Morris Iemma gives evidence at ICAC
Former NSW Premier Morris Iemma arrives at the Independent Commission Against Corruption to give evidence on Monday morning. Nine News.PT0M29S http://www.canberratimes.com.au/action/externalEmbeddedPlayer?id=d-35tb6 620 349 March 31, 2014
Labor politicians have an Olympic-grade skill for dropping juicy quotes into their testimony at corruption inquiries, from references to powerbroker's appendages to slaying cabinet minutes with a stake through the heart.
But former Labor premier Morris Iemma took a novel approach at the Independent Commission Against Corruption on Monday: answering questions without rhetorical flourishes.
Mr Iemma was called to give evidence at the inquiry into Obeid-linked company Australian Water Holdings (AWH) after it heard explosive claims last week that he was rolled in September 2008 in return for a public-private partnership between the company and the state government.
Measured: Former premier Morris Iemma eschewed the more colourful language of other labour figures in his ICAC testimony. Photo: Nick Moir
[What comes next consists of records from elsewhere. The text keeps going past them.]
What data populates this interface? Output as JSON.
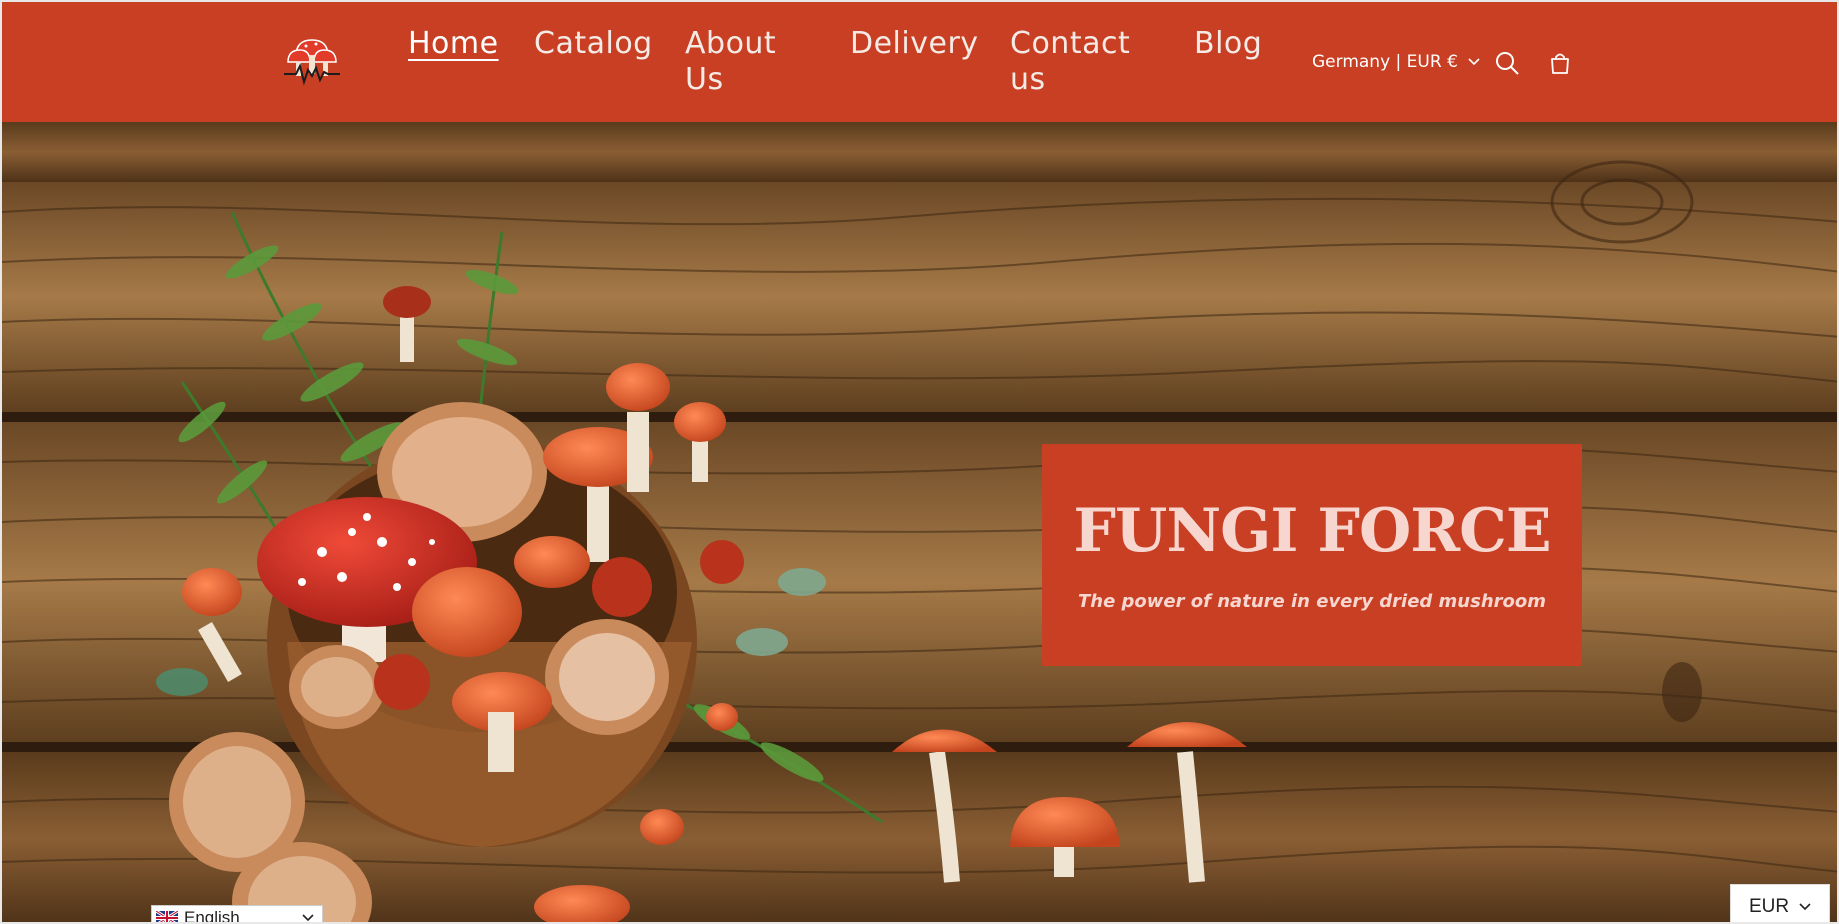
{
  "nav": {
    "logo_icon": "mushroom-heartbeat-logo",
    "items": [
      {
        "label": "Home",
        "active": true
      },
      {
        "label": "Catalog"
      },
      {
        "label": "About Us"
      },
      {
        "label": "Delivery"
      },
      {
        "label": "Contact us"
      },
      {
        "label": "Blog"
      }
    ],
    "region": "Germany | EUR €",
    "search_icon": "search-icon",
    "cart_icon": "cart-icon"
  },
  "hero": {
    "title": "FUNGI FORCE",
    "subtitle": "The power of nature in every dried mushroom"
  },
  "language": {
    "selected": "English",
    "flag_icon": "uk-flag-icon"
  },
  "currency": {
    "selected": "EUR"
  },
  "colors": {
    "brand": "#c83f23",
    "title_text": "#f7d6cf",
    "wood": "#8a5e34"
  }
}
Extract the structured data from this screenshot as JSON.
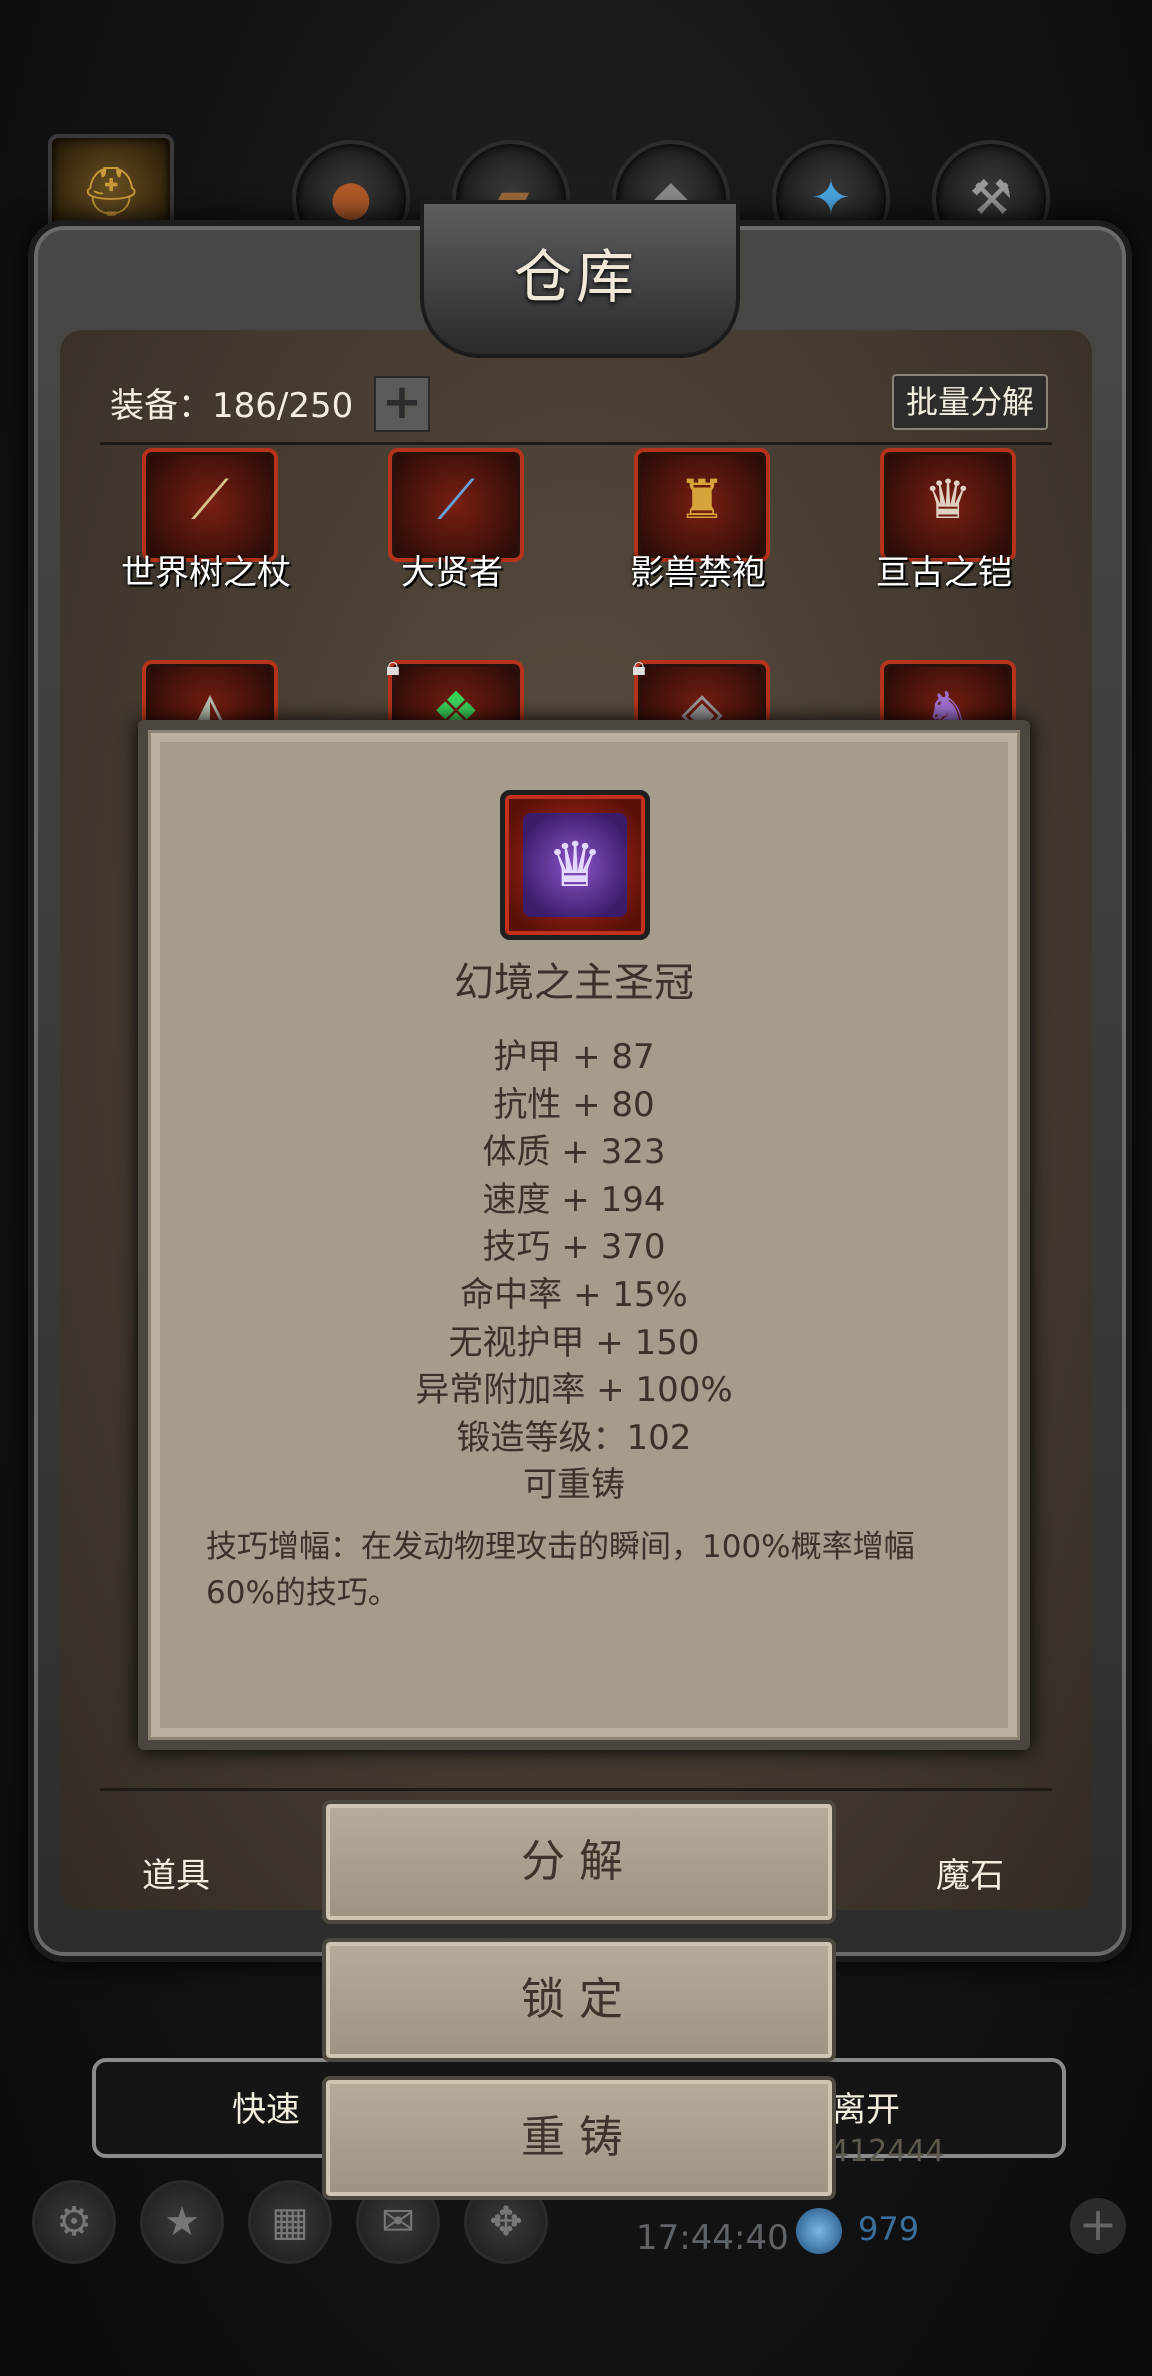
{
  "top_tabs": [
    {
      "icon": "helmet-icon",
      "active": true
    },
    {
      "icon": "lute-icon",
      "active": false
    },
    {
      "icon": "scroll-icon",
      "active": false
    },
    {
      "icon": "anvil-icon",
      "active": false
    },
    {
      "icon": "crystal-icon",
      "active": false
    },
    {
      "icon": "hammer-icon",
      "active": false
    }
  ],
  "panel": {
    "title": "仓库",
    "equipment_count": "装备：186/250",
    "batch_decompose_label": "批量分解"
  },
  "items_row1": [
    {
      "label": "世界树之杖",
      "icon": "staff-icon"
    },
    {
      "label": "大贤者",
      "icon": "wand-icon"
    },
    {
      "label": "影兽禁袍",
      "icon": "robe-icon"
    },
    {
      "label": "亘古之铠",
      "icon": "armor-icon"
    }
  ],
  "items_row2": [
    {
      "icon": "pauldron-icon",
      "locked": false
    },
    {
      "icon": "glove-icon",
      "locked": true
    },
    {
      "icon": "chestplate-icon",
      "locked": true
    },
    {
      "icon": "helm-icon",
      "locked": false
    }
  ],
  "popup": {
    "icon": "crown-icon",
    "name": "幻境之主圣冠",
    "stats": [
      "护甲 + 87",
      "抗性 + 80",
      "体质 + 323",
      "速度 + 194",
      "技巧 + 370",
      "命中率 + 15%",
      "无视护甲 + 150",
      "异常附加率 + 100%",
      "锻造等级：102",
      "可重铸"
    ],
    "description": "技巧增幅：在发动物理攻击的瞬间，100%概率增幅60%的技巧。"
  },
  "bottom_tabs": {
    "left": "道具",
    "right": "魔石"
  },
  "actions": {
    "decompose": "分解",
    "lock": "锁定",
    "reforge": "重铸"
  },
  "quickbar": {
    "left_partial": "快速",
    "right_partial": "离开"
  },
  "status": {
    "time": "17:44:40",
    "gems": "979",
    "gold": "412444"
  }
}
Counsel for Eddie Obeid, Stuart Littlemore, QC, suggested helpfully that claims Mr Obeid and his political ally, Joe Tripodi, removed Mr Iemma from office in exchange for such a deal were ''ludicrous''.
''I'd not heard any suggestion or any rumours or along those lines,'' Mr Iemma replied, adding he resigned after a ''long-running leadership tussle''.
Vass Kuznetsov, the former financial controller of AWH who was the source of the story, told the inquiry he was speculating on ''whatever was in the papers or the news'' when he suggested Mr Obeid would receive a PPP-shaped pay-off for ousting Mr Iemma.
''If there were to be a pay-off for such a 'move', who could possibly give it?'' Mr Littlemore asked Mr Iemma.
''Well, I don't know. There would only be a limited number of people … in a sort of position of power and authority to make those sorts of decisions,'' Mr Iemma said.
It was a victory of sorts for Mr Littlemore, but the evidence did not go entirely his client's way.
Mr Iemma told the commission Mr Obeid called him at home in 2008 to urge him to intervene to ensure state-owned Sydney Water would continue to deal with AWH.
The public utility had become suspicious about the exorbitant costs that AWH was billing to it under a contract to provide water and sewerage infrastructure - expenses ICAC has heard may have included limousines, luxury hotels, airfares and political donations.
Mr Iemma said he did not recall Mr Obeid mentioning that AWH chief executive and Liberal Party fund-raiser Nick Di Girolamo was his son Eddie jnr's ''best friend''.
The inquiry has also heard the Obeids bought a ''secret shareholding'' in the firm in October 2010.
Mr Iemma agreed with Mr Littlemore's characterisation that Mr Obeid was ''representing there'd been unfairness and he wanted help with getting fairness'' for AWH.
But Mr Littlemore inspired a laugh from the commissioner, former Supreme Court judge Megan Latham, when he added: ''Nothing wrong with that, is there?''
''What construction one puts on it is something that happens further down the track,'' a wry Commissioner Latham retorted.